Herbert Baxter Adams
Uten tilgangsbegrensning - 1889
Contributions to American Educational History, Volum 11
Herbert Baxter Adams
Uten tilgangsbegrensning - 1891
academies acres of land addition Agricultural College amount annual appointed appropriations arts Assembly assistance authorized benefit branches building cent chap charter colony Commissioner common condition Congress Constitution continued Court direct donations duty early enacted endowment entire erected established existence expenses favor fifty five four fund further give given Government Governor granted higher education hundred hundred dollars Ibid income incorporated increased Indiana institution instruction interest land land grant Laws learning legislative Legislature less liberal located lottery Maine March means Mechanical Michigan military Museum organization paid passed period permanent pounds present president proceeds raised received regents Report scrip seminary sold Statutes taken taxation Territory thousand acres thousand dollars tion town township trustees twenty United Virginia
Side 88 - Wisdom, and knowledge, as well as virtue, diffused generally among the body of the people, being necessary for the preservation of their rights and liberties; and as these depend on spreading the opportunities and advantages of education in the various parts of the country, and among the different orders of the people, it shall be the duty of legislators and magistrates, in all future periods of this Commonwealth, to cherish the interests of literature and the sciences, and all seminaries of them;...
Side 224 - It shall be the duty of the General Assembly, as soon as circumstances will permit, to provide by law for a general system of education, ascending in a regular gradation from township schools to a State University, wherein tuition shall be gratis, and equally open to all.
Side 315 - The legislature shall encourage, by all suitable means, the promotion of intellectual, scientific, moral, and agricultural improvement.
Side 88 - Lieutenant-Governor, Council, and Senate of this Commonwealth are and shall be deemed their successors ; who with the President of Harvard College for the time being, together with the ministers of the Congregational churches in the towns of Cambridge, Watertown, Charlestown, Boston, Roxbury, and Dorchester...
Side 152 - ... with such salaries to the masters, paid by the public, as may enable them to instruct at low prices; and all useful learning shall be duly encouraged, and promoted, in one or more...

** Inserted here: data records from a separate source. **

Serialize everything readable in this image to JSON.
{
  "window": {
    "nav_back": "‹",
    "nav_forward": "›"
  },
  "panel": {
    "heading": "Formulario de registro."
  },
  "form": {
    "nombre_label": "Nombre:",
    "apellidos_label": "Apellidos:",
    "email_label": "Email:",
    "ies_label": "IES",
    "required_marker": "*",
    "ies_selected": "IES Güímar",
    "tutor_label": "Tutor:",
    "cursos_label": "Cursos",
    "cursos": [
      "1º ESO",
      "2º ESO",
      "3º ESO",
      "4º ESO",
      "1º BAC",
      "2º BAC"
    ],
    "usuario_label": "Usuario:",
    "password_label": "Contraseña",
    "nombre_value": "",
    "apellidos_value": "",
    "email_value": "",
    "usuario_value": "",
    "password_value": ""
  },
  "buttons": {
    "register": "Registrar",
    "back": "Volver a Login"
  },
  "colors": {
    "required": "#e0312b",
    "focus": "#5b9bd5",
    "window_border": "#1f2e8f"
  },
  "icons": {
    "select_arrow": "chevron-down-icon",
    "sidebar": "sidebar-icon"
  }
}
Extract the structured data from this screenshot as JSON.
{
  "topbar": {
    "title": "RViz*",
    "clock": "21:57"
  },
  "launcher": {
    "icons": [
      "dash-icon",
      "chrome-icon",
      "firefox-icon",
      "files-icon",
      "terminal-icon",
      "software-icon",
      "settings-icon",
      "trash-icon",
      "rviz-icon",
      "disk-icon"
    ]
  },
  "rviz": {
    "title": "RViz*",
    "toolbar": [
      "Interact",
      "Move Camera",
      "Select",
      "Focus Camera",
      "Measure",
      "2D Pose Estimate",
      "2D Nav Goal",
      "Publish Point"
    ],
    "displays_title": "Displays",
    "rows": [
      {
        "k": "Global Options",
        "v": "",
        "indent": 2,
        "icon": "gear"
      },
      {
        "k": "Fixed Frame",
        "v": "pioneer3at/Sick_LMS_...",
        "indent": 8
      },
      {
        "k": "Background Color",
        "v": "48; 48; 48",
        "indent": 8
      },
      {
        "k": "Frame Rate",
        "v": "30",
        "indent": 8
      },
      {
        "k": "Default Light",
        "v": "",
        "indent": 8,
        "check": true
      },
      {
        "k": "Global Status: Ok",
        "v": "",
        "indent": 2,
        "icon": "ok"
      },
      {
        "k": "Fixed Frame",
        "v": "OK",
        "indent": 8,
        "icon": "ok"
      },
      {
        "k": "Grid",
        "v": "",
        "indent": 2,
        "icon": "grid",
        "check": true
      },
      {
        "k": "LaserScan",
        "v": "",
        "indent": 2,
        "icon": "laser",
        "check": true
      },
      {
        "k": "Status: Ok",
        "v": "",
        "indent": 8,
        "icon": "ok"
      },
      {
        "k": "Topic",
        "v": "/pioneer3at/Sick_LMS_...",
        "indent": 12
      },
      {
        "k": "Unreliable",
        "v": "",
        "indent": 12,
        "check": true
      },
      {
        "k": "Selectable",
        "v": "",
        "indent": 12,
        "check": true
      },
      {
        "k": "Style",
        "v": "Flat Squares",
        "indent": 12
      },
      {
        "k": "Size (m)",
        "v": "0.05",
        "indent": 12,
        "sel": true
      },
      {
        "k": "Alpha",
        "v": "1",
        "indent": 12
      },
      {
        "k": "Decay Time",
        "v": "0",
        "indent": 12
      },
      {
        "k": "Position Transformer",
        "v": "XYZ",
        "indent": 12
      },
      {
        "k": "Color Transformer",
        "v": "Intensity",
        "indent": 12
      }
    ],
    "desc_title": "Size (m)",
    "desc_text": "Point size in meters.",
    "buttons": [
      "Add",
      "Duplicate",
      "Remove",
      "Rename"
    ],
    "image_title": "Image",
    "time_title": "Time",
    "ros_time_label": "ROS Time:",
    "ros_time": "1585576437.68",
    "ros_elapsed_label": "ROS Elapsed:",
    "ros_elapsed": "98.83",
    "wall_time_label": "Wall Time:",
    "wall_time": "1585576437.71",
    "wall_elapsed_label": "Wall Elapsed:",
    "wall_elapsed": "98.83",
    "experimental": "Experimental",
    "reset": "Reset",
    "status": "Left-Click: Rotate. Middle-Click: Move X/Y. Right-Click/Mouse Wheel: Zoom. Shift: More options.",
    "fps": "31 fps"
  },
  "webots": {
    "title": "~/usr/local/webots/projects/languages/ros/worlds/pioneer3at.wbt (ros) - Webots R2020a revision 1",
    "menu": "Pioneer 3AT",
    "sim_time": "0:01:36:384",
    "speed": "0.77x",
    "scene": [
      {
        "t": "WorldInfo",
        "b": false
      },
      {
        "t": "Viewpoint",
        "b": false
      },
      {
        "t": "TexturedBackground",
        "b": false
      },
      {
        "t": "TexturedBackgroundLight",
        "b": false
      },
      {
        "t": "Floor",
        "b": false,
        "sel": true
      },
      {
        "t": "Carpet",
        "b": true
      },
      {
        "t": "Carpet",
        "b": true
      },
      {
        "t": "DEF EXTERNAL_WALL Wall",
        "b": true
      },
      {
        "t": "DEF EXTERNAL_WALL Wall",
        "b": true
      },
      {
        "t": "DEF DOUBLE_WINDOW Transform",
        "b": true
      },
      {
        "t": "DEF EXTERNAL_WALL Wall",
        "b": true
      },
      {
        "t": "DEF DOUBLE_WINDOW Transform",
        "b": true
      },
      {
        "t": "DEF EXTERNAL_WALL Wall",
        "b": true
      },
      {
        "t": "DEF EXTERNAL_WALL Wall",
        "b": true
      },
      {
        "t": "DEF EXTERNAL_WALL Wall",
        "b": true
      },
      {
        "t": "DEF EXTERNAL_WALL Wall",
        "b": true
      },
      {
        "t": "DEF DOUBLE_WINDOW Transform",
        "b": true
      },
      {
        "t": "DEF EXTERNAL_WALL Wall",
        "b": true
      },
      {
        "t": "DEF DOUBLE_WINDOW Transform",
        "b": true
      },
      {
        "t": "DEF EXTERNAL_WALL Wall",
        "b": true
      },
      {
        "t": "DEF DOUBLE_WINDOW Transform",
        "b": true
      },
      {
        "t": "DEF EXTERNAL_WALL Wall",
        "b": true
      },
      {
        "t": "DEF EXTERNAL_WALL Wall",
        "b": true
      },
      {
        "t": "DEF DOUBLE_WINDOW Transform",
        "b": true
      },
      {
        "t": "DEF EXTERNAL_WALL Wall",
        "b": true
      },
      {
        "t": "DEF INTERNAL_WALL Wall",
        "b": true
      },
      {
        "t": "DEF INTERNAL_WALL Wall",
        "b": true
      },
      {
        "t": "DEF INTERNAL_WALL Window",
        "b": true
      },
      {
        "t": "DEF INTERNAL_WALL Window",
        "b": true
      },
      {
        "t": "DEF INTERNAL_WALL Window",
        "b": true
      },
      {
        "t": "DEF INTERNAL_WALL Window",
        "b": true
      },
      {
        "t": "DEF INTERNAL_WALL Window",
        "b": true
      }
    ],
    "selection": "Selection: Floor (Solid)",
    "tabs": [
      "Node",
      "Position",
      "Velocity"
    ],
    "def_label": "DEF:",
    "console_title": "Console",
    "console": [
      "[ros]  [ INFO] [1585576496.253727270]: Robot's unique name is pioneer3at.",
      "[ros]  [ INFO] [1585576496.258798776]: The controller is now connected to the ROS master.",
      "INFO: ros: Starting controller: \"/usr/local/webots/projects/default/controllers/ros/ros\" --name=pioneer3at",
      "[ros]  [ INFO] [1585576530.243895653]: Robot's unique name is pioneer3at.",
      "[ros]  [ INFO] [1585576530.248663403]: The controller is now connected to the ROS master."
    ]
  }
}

Side 52 - ... of crops ; the capacity of new plants or trees for acclimation ; the analysis of soils and water ; the chemical composition of manures, natural or artificial, with experiments designed to test their comparative effects on crops of different kinds ; the adaptation and value of grasses and forage plants ; the composition and digestibility of the different kinds of food for domestic animals ; the scientific and economic questions involved in the production of butter and cheese ; and such other researches...
Side 51 - That it shall be the object and duty of said experiment stations to conduct original researches or verify experiments on the physiology of plants and animals; the diseases to which they are severally subject, with the remedies for the same...
Side 31 - States, to which the youth of fortune and talents from all parts thereof might be sent for the completion of their Education in all the branches of polite literature; in arts and Sciences, in acquiring knowledge in the principles of Politics and good Government; and (as a matter of infinite Importance in my judgment) by associating with each other, and forming friendships in Juvenile years, be enabled to free themselves in a proper degree from those local prejudices and habitual jealousies which...
Side 211 - I doubt whether one single law of any lawgiver, ancient or modern, has produced effects of more distinct, marked, and lasting character than the Ordinance of 1787.
Side 48 - State which may take and claim the benefit of this act, to the endowment, support, and maintenance of at least one college where the leading object shall be, without excluding other scientific and classical studies, and including military tactics, to teach such branches of learning as are related to Agriculture and the Mechanic Arts...